Winter Safety Advice
Health & Safety advice for winter
Ice, frost and snow
To reduce the risk of slips on ice, frost or snow, you need to assess the risk and put in a system to manage it.
- Identify the outdoor areas used by pedestrians most likely to be affected by ice, for example: - building entrances, car parks, pedestrian walkways, shortcuts, sloped areas and areas constantly in the shade or wet.
- Monitor the temperature, as prevention is key.
You need to take action whenever freezing temperatures are forecast. Keep up to date by visiting our home page for the weather forecast. You should grit risk areas in advance of frost or snow and after snow, preferably after the snow has been cleared away using a snow plough.
- Met office website
- BBC weather website
- Highways agency website
There is also a weather report on our homepage.
Making preparations for a freeze
Put a procedure in place to prevent an icy surface forming and/or keep pedestrians off the slippery surface
Use salt or grit (see separate article below for more detail) or similar, on areas prone to be slippery in frosty, icy conditions.
Consider covering walkways e.g. by an arbour high enough for people to walk through, or use an insulating material on smaller areas overnight.
Divert pedestrians to less slippery walkways and barrier off existing ones.
If warning cones are used, remember to remove them once the hazard has passed or they will eventually be ignored
Gritting - the pros and cons
The most common method used to de-ice floors is gritting as it is relatively cheap, quick to apply and easy to spread. Rock salt (plain and treated) is the most commonly used 'grit'. It is the substance used on public roads by the highways authority.
Salt can stop ice forming and cause existing ice or snow to melt. It is most effective when it is ground down, but this will take far longer on pedestrian areas than on roads.
No tests have been carried out on how much grit to use. As a guide, on roads a rate of approximately 10-15gms/m 2 for precautionary salting and 20-40g/m2 during ice and snow conditions is recommended.
Gritting should be carried out when frost, ice or snow is forecast or when walkways are likely to be damp or wet and the floor temperatures are at, or below freezing. The best times are early in evening before the frost settles and/or early in the morning before employees arrive. Salt doesn't work instantly; it needs sufficient time to dissolve into the moisture on the floor.
If you grit when it is raining heavily the salt will be washed away, causing a problem if the rain then turns to snow. Compacted snow, which turns to ice, is difficult to treat effectively with grit. Be aware that 'dawn frost' can occur on dry surfaces, when early morning dew forms and freezes on impact with the cold surface. It can be difficult to predict when or where this condition will occur.

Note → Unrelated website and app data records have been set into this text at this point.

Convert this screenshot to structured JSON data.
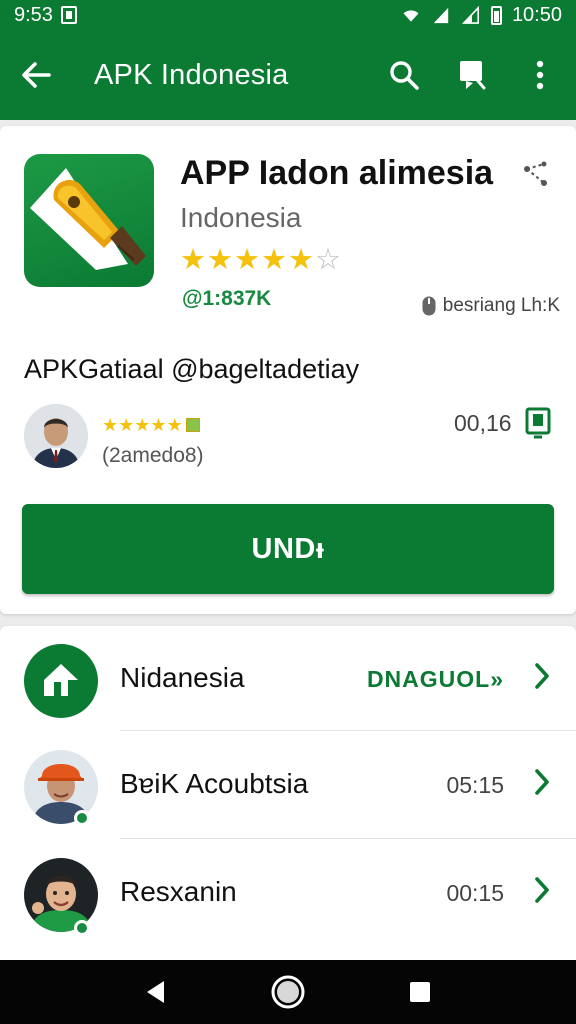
{
  "status_bar": {
    "time_left": "9:53",
    "time_right": "10:50",
    "icons": [
      "notification-icon",
      "wifi-icon",
      "signal-icon",
      "signal-icon",
      "battery-icon"
    ]
  },
  "app_bar": {
    "title": "APK Indonesia",
    "icons": [
      "back-arrow-icon",
      "search-icon",
      "bookmark-icon",
      "more-vert-icon"
    ]
  },
  "app_card": {
    "title": "APP Iadon alimesia",
    "subtitle": "Indonesia",
    "rating": 4.5,
    "rating_max": 5,
    "count": "@1:837K",
    "developer": "besriang Lh:K",
    "headline": "APKGatiaal @bageltadetiay",
    "review": {
      "handle": "(2amedo8)",
      "time": "00,16"
    },
    "cta_label": "UNDᵻ"
  },
  "list": [
    {
      "label": "Nidanesia",
      "meta": "DNAGUOL»",
      "meta_style": "green",
      "avatar": "upload-arrow-icon"
    },
    {
      "label": "BɐiK Acoubtsia",
      "meta": "05:15",
      "avatar": "avatar-man-hardhat"
    },
    {
      "label": "Resxanin",
      "meta": "00:15",
      "avatar": "avatar-child"
    }
  ],
  "colors": {
    "primary": "#0b7a33",
    "star": "#f4c20d",
    "background": "#ececec"
  },
  "nav_bar": {
    "icons": [
      "back-triangle-icon",
      "home-circle-icon",
      "recents-square-icon"
    ]
  }
}
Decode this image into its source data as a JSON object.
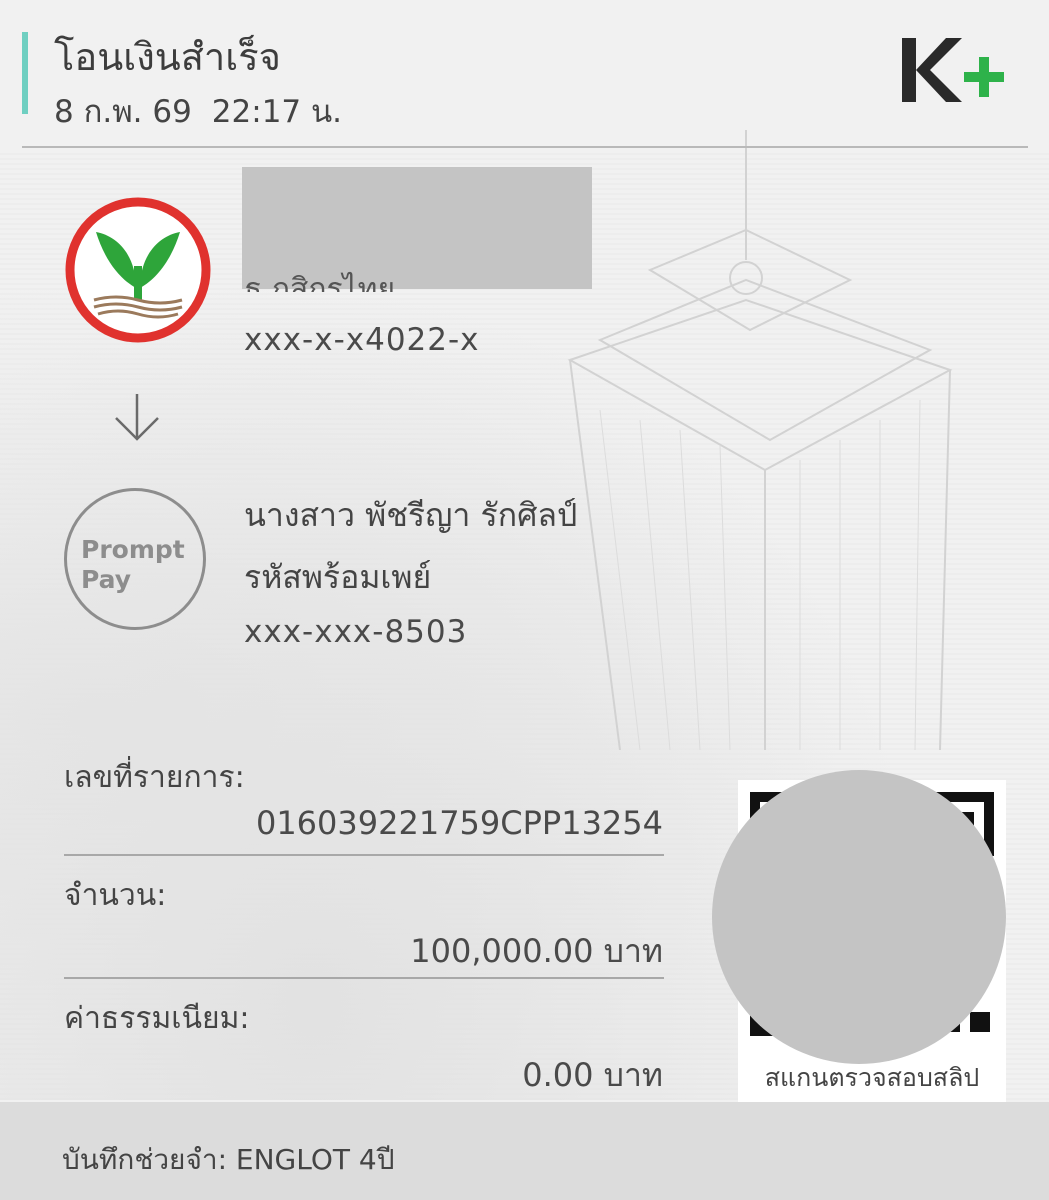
{
  "header": {
    "title": "โอนเงินสำเร็จ",
    "date": "8 ก.พ. 69",
    "time": "22:17 น.",
    "brand": "K+",
    "accent_color": "#6fcfc1",
    "brand_green": "#2eb24a"
  },
  "sender": {
    "bank_logo_icon": "kasikornbank-logo-icon",
    "bank_name_partial": "ธ.กสิกรไทย",
    "account": "xxx-x-x4022-x"
  },
  "receiver": {
    "logo_line1": "Prompt",
    "logo_line2": "Pay",
    "name": "นางสาว พัชรีญา รักศิลป์",
    "type": "รหัสพร้อมเพย์",
    "account": "xxx-xxx-8503"
  },
  "transaction": {
    "ref_label": "เลขที่รายการ:",
    "ref_value": "016039221759CPP13254",
    "amount_label": "จำนวน:",
    "amount_value": "100,000.00 บาท",
    "fee_label": "ค่าธรรมเนียม:",
    "fee_value": "0.00 บาท"
  },
  "qr": {
    "caption": "สแกนตรวจสอบสลิป"
  },
  "memo": {
    "text": "บันทึกช่วยจำ: ENGLOT 4ปี"
  }
}
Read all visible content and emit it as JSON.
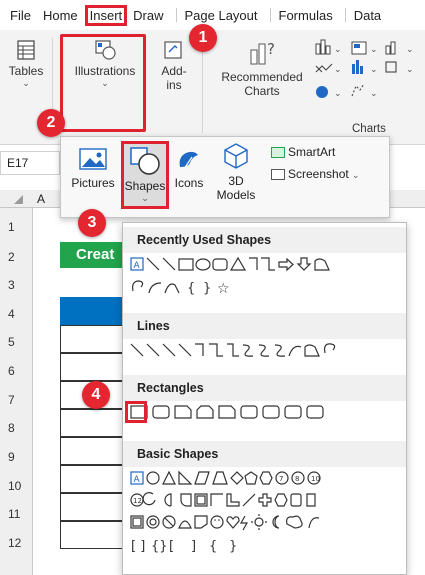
{
  "menu": {
    "items": [
      "File",
      "Home",
      "Insert",
      "Draw",
      "Page Layout",
      "Formulas",
      "Data"
    ]
  },
  "ribbon": {
    "tables_label": "Tables",
    "illustrations_label": "Illustrations",
    "addins_label": "Add-ins",
    "recommended_charts_label": "Recommended Charts",
    "charts_group_label": "Charts"
  },
  "namebox": {
    "value": "E17"
  },
  "grid": {
    "column_a": "A",
    "rows": [
      "1",
      "2",
      "3",
      "4",
      "5",
      "6",
      "7",
      "8",
      "9",
      "10",
      "11",
      "12"
    ],
    "green_cell_text": "Creat"
  },
  "illustrations_menu": {
    "pictures": "Pictures",
    "shapes": "Shapes",
    "icons": "Icons",
    "models_3d": "3D Models",
    "smartart": "SmartArt",
    "screenshot": "Screenshot"
  },
  "shapes_menu": {
    "sections": [
      "Recently Used Shapes",
      "Lines",
      "Rectangles",
      "Basic Shapes"
    ]
  },
  "callouts": [
    "1",
    "2",
    "3",
    "4"
  ],
  "colors": {
    "accent_red": "#e0212f",
    "excel_green": "#21a44b",
    "header_blue": "#0070c0"
  },
  "icons": [
    "table-icon",
    "illustrations-icon",
    "addins-icon",
    "recommended-charts-icon",
    "pictures-icon",
    "shapes-icon",
    "icons-icon",
    "3d-models-icon",
    "smartart-icon",
    "screenshot-icon"
  ]
}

It is a recent health and safety development that people distributing grit or salt should use a pedestrian or motorised spreaders so as to avoid the health and safety issues surrounding the carrying of heavy buckets of grit

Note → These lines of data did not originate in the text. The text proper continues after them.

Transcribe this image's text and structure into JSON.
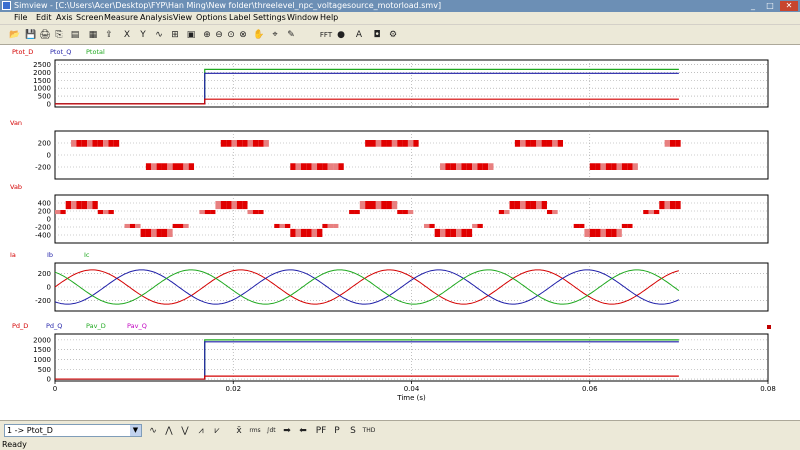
{
  "window": {
    "title": "Simview - [C:\\Users\\Acer\\Desktop\\FYP\\Han Ming\\New folder\\threelevel_npc_voltagesource_motorload.smv]",
    "controls": [
      "_",
      "□",
      "✕"
    ]
  },
  "menu": [
    "File",
    "Edit",
    "Axis",
    "Screen",
    "Measure",
    "Analysis",
    "View",
    "Options",
    "Label",
    "Settings",
    "Window",
    "Help"
  ],
  "toolbar": {
    "buttons": [
      {
        "name": "open-icon",
        "glyph": "📂"
      },
      {
        "name": "save-icon",
        "glyph": "💾"
      },
      {
        "name": "print-icon",
        "glyph": "🖨"
      },
      {
        "name": "copy-icon",
        "glyph": "⎘"
      },
      {
        "name": "data-icon",
        "glyph": "▤"
      },
      {
        "name": "graph-icon",
        "glyph": "▦"
      },
      {
        "name": "export-icon",
        "glyph": "⇪"
      },
      {
        "name": "x-axis-button",
        "glyph": "X"
      },
      {
        "name": "y-axis-button",
        "glyph": "Y"
      },
      {
        "name": "wave-icon",
        "glyph": "∿"
      },
      {
        "name": "measure-icon",
        "glyph": "⊞"
      },
      {
        "name": "screen-icon",
        "glyph": "▣"
      },
      {
        "name": "zoom-in-icon",
        "glyph": "⊕"
      },
      {
        "name": "zoom-out-icon",
        "glyph": "⊖"
      },
      {
        "name": "zoom-fit-icon",
        "glyph": "⊙"
      },
      {
        "name": "zoom-x-icon",
        "glyph": "⊗"
      },
      {
        "name": "pan-icon",
        "glyph": "✋"
      },
      {
        "name": "cursor-icon",
        "glyph": "⌖"
      },
      {
        "name": "marker-icon",
        "glyph": "✎"
      },
      {
        "name": "fft-button",
        "glyph": "FFT"
      },
      {
        "name": "record-icon",
        "glyph": "●"
      },
      {
        "name": "text-button",
        "glyph": "A"
      },
      {
        "name": "label-icon",
        "glyph": "◘"
      },
      {
        "name": "settings-icon",
        "glyph": "⚙"
      }
    ]
  },
  "plots": [
    {
      "id": "ptot",
      "legend": [
        {
          "label": "Ptot_D",
          "color": "#d40000"
        },
        {
          "label": "Ptot_Q",
          "color": "#1f1fa8"
        },
        {
          "label": "Ptotal",
          "color": "#1fa81f"
        }
      ],
      "y_ticks": [
        "2500",
        "2000",
        "1500",
        "1000",
        "500",
        "0"
      ]
    },
    {
      "id": "van",
      "legend": [
        {
          "label": "Van",
          "color": "#d40000"
        }
      ],
      "y_ticks": [
        "200",
        "0",
        "-200"
      ]
    },
    {
      "id": "vab",
      "legend": [
        {
          "label": "Vab",
          "color": "#d40000"
        }
      ],
      "y_ticks": [
        "400",
        "200",
        "0",
        "-200",
        "-400"
      ]
    },
    {
      "id": "currents",
      "legend": [
        {
          "label": "Ia",
          "color": "#d40000"
        },
        {
          "label": "Ib",
          "color": "#1f1fa8"
        },
        {
          "label": "Ic",
          "color": "#1fa81f"
        }
      ],
      "y_ticks": [
        "200",
        "0",
        "-200"
      ]
    },
    {
      "id": "pd",
      "legend": [
        {
          "label": "Pd_D",
          "color": "#d40000"
        },
        {
          "label": "Pd_Q",
          "color": "#1f1fa8"
        },
        {
          "label": "Pav_D",
          "color": "#1fa81f"
        },
        {
          "label": "Pav_Q",
          "color": "#c000c0"
        }
      ],
      "y_ticks": [
        "2000",
        "1500",
        "1000",
        "500",
        "0"
      ]
    }
  ],
  "x_axis": {
    "ticks": [
      "0",
      "0.02",
      "0.04",
      "0.06",
      "0.08"
    ],
    "label": "Time (s)"
  },
  "chart_data": [
    {
      "type": "line",
      "series": [
        {
          "name": "Ptotal",
          "x": [
            0,
            0.0168,
            0.0168,
            0.07
          ],
          "values": [
            0,
            0,
            2200,
            2200
          ]
        },
        {
          "name": "Ptot_Q",
          "x": [
            0,
            0.0168,
            0.0168,
            0.07
          ],
          "values": [
            0,
            0,
            1950,
            1950
          ]
        },
        {
          "name": "Ptot_D",
          "x": [
            0,
            0.0168,
            0.0168,
            0.07
          ],
          "values": [
            0,
            0,
            300,
            300
          ]
        }
      ],
      "ylim": [
        -200,
        2800
      ],
      "xlim": [
        0,
        0.08
      ]
    },
    {
      "type": "line",
      "series": [
        {
          "name": "Van",
          "x": [
            0,
            0.07
          ],
          "values": [
            -250,
            250
          ]
        }
      ],
      "ylim": [
        -400,
        400
      ],
      "xlim": [
        0,
        0.08
      ]
    },
    {
      "type": "line",
      "series": [
        {
          "name": "Vab",
          "x": [
            0,
            0.07
          ],
          "values": [
            -450,
            450
          ]
        }
      ],
      "ylim": [
        -600,
        600
      ],
      "xlim": [
        0,
        0.08
      ]
    },
    {
      "type": "line",
      "series": [
        {
          "name": "Ia",
          "amplitude": 250,
          "frequency_hz": 60,
          "phase_deg": 0
        },
        {
          "name": "Ib",
          "amplitude": 250,
          "frequency_hz": 60,
          "phase_deg": -120
        },
        {
          "name": "Ic",
          "amplitude": 250,
          "frequency_hz": 60,
          "phase_deg": 120
        }
      ],
      "ylim": [
        -350,
        350
      ],
      "xlim": [
        0,
        0.07
      ]
    },
    {
      "type": "line",
      "series": [
        {
          "name": "Pav_D",
          "x": [
            0,
            0.0168,
            0.0168,
            0.07
          ],
          "values": [
            0,
            0,
            2000,
            2000
          ]
        },
        {
          "name": "Pd_Q",
          "x": [
            0,
            0.0168,
            0.0168,
            0.07
          ],
          "values": [
            0,
            0,
            1900,
            1900
          ]
        },
        {
          "name": "Pd_D",
          "x": [
            0,
            0.0168,
            0.0168,
            0.07
          ],
          "values": [
            0,
            0,
            150,
            150
          ]
        }
      ],
      "ylim": [
        -100,
        2300
      ],
      "xlim": [
        0,
        0.08
      ]
    }
  ],
  "bottom_toolbar": {
    "selected_variable": "1 -> Ptot_D",
    "buttons": [
      {
        "name": "wave-view-icon",
        "glyph": "∿"
      },
      {
        "name": "peak-max-icon",
        "glyph": "⋀"
      },
      {
        "name": "peak-min-icon",
        "glyph": "⋁"
      },
      {
        "name": "slope-up-icon",
        "glyph": "⩘"
      },
      {
        "name": "slope-down-icon",
        "glyph": "⩗"
      },
      {
        "name": "mean-button",
        "glyph": "x̄"
      },
      {
        "name": "rms-button",
        "glyph": "rms"
      },
      {
        "name": "integral-button",
        "glyph": "∫dt"
      },
      {
        "name": "arrow-right-icon",
        "glyph": "➡"
      },
      {
        "name": "arrow-left-icon",
        "glyph": "⬅"
      },
      {
        "name": "pf-button",
        "glyph": "PF"
      },
      {
        "name": "p-button",
        "glyph": "P"
      },
      {
        "name": "s-button",
        "glyph": "S"
      },
      {
        "name": "thd-button",
        "glyph": "THD"
      }
    ]
  },
  "status": "Ready"
}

Case Study - Ice not a problem for Prison
A prison in the North of England had successfully tackled more routine slip and trip hazards in the prison grounds, but still had a problem with icy conditions. In response and by making good use of the 'County Highway Weather line' a new procedure has been put in place that involves, during cold snaps:
The duty manager telephoning the County Highway Weather line for a recorded message on road situations.
If overnight temperatures forecasted for 4°C or less, gritting carried out at 16:00 hours and again at 07:00 the following morning.
The weather situation is monitored throughout the day.
For sudden frosts during the night, the Orderly Officer will page the on-call Gritter to ensure the necessary areas are gritted prior to main staff arriving.
The areas gritted included car parks and pathways, both outside and inside the prison gates. This procedure has been successful and slip accidents have reduced since it was implemented.
The above advice has been taken in the most part from the Government's Health and Safety Executive's website.
Health and Safety Executive
Legal Issues on Grit Spreading
Snow Code - Advice on Gritting
Met office website
BBC weather website
Highways agency website